Interface dataset entries:
*** Begin section ***

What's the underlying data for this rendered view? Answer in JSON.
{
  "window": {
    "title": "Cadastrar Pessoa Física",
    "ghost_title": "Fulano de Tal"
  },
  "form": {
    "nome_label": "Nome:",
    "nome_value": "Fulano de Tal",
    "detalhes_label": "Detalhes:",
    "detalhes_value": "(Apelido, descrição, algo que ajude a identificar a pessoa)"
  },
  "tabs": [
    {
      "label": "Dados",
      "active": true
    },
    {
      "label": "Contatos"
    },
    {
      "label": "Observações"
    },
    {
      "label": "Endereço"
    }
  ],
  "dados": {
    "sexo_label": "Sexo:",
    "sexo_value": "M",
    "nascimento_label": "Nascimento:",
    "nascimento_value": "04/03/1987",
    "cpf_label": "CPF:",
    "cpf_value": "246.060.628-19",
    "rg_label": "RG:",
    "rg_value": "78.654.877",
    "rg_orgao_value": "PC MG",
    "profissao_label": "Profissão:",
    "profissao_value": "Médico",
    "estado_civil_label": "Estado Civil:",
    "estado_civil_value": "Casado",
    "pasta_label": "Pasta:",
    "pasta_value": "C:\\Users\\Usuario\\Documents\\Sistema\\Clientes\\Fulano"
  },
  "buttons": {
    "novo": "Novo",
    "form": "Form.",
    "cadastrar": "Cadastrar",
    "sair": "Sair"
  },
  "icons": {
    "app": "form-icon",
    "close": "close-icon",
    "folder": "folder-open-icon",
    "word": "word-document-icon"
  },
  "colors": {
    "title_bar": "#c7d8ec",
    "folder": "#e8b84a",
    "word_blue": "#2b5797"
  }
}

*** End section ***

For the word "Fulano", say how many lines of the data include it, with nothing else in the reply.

3